What to do:
Return each line of the entries that mentions the word "Nach".

Exercise data:
#####

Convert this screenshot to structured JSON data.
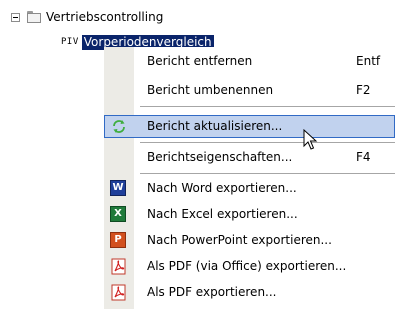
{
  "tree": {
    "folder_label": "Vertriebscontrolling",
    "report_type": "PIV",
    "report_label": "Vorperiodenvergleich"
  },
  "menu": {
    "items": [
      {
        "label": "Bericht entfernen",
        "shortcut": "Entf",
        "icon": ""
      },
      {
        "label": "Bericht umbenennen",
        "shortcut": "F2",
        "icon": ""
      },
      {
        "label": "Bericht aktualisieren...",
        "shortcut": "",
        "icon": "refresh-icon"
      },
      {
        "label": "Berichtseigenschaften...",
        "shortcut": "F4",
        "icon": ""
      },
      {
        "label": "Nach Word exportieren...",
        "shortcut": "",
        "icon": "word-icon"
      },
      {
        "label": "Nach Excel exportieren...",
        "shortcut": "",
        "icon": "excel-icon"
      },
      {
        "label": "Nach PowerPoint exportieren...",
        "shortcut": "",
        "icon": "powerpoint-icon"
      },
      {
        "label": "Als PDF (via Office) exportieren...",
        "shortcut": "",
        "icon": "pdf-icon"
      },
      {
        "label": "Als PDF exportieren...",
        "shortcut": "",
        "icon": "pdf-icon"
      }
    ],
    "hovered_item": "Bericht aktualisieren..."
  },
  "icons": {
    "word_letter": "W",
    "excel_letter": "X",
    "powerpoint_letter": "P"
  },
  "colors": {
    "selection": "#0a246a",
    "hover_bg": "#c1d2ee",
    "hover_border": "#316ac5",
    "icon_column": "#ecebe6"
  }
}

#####

Finished task:
        "label": "Nach Word exportieren...",
        "label": "Nach Excel exportieren...",
        "label": "Nach PowerPoint exportieren...",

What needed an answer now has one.